■ **Your assignment**:
Could you report every line from the entries that includes the word "image"?

Web page and app entries:
[Start of Attachment]

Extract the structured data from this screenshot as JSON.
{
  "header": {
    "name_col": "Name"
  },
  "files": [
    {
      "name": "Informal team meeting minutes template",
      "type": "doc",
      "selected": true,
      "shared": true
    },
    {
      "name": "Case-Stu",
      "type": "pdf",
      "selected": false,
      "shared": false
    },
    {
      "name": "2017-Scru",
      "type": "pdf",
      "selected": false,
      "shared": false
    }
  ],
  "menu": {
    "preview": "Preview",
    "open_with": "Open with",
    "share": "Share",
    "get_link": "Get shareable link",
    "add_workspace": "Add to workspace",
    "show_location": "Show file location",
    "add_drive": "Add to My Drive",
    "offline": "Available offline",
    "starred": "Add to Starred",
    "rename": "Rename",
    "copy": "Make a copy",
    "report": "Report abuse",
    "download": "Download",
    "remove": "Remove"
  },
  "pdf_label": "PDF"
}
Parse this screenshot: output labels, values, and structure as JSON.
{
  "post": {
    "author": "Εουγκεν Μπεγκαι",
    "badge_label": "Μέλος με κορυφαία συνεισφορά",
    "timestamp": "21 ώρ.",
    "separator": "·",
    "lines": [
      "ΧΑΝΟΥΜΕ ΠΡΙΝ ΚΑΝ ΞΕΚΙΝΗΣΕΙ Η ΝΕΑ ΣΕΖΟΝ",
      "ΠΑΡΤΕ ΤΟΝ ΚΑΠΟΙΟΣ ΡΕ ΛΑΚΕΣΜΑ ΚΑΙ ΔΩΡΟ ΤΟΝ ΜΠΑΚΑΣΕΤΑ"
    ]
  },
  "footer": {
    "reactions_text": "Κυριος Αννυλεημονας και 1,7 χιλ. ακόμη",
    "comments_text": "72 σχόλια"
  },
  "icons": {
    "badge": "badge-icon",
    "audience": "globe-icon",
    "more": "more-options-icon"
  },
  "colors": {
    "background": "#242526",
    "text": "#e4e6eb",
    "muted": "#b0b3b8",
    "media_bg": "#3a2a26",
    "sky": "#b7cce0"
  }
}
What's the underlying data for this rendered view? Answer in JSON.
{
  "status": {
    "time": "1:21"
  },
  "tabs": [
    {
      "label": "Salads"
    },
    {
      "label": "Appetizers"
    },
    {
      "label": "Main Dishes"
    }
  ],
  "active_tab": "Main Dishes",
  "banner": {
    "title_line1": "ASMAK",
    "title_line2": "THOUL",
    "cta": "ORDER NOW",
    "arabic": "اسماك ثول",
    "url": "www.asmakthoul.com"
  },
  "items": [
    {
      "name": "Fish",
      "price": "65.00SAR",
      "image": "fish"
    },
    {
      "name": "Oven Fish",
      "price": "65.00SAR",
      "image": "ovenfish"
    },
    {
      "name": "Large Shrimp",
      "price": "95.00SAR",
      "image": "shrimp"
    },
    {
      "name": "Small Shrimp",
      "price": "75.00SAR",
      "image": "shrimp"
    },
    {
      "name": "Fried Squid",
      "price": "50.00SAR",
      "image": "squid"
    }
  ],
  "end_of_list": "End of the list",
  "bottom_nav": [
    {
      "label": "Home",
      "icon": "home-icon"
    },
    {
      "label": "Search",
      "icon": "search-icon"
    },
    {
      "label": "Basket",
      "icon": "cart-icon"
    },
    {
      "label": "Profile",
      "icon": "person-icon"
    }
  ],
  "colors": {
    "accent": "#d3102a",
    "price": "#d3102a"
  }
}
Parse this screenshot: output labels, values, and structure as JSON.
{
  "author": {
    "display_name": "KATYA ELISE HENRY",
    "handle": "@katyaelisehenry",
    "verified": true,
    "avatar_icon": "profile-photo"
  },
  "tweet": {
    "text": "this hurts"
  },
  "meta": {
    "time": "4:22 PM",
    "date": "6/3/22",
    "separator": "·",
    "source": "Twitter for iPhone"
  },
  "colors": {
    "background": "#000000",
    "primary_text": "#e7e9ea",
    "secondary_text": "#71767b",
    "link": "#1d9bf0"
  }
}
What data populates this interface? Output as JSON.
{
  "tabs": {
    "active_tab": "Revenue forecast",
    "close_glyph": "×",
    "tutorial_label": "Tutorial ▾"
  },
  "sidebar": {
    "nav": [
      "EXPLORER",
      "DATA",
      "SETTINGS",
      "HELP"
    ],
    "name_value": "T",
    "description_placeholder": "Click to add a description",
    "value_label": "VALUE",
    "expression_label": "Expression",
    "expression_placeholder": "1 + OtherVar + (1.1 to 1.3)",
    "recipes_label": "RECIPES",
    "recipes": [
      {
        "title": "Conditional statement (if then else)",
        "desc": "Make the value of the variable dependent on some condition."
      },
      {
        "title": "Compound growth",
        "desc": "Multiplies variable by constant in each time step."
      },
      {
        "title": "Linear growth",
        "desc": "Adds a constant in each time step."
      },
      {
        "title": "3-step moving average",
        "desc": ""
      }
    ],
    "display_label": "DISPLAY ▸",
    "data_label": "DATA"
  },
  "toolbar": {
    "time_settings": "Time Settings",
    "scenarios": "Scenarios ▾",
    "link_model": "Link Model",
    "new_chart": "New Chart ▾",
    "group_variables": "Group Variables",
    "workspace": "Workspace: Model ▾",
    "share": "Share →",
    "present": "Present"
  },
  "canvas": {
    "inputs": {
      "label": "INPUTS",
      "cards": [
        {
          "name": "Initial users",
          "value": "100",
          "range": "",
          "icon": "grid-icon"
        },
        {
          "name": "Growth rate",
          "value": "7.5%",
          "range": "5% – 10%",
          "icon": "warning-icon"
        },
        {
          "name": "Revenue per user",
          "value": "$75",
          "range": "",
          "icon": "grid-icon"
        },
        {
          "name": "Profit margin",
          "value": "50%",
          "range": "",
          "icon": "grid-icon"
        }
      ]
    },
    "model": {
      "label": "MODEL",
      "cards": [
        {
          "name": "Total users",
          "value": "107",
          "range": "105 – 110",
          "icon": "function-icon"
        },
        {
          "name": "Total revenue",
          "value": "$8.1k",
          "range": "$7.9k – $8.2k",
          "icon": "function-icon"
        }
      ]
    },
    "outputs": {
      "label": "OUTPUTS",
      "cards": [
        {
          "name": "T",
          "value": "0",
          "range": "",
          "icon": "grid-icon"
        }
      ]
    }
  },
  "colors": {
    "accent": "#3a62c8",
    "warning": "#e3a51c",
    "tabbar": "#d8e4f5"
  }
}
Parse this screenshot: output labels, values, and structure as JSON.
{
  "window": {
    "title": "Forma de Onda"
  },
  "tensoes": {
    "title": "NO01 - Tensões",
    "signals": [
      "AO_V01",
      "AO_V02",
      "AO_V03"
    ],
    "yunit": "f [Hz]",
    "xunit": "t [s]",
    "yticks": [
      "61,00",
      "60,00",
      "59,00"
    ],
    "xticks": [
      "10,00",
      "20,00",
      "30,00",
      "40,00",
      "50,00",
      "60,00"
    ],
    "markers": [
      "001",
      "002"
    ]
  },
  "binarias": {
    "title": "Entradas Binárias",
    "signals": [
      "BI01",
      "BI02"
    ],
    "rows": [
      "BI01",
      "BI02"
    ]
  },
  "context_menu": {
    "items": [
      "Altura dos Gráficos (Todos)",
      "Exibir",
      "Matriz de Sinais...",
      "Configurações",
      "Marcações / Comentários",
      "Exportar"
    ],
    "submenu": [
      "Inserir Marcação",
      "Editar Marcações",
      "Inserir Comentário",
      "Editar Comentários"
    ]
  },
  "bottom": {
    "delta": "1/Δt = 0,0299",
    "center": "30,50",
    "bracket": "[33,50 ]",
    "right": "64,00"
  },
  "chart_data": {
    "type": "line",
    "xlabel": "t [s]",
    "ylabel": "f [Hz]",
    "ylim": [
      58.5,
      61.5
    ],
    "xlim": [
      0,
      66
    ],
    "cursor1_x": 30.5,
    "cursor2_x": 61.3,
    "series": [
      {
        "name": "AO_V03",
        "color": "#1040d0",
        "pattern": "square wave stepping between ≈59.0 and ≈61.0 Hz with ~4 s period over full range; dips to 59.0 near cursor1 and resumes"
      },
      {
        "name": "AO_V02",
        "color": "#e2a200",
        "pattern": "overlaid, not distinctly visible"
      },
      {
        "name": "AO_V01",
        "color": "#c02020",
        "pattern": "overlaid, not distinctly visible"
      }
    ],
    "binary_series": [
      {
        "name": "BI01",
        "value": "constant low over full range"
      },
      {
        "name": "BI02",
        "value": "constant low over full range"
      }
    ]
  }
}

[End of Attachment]

■ **Output below**:
      "image": "fish"
      "image": "ovenfish"
      "image": "shrimp"
      "image": "shrimp"
      "image": "squid"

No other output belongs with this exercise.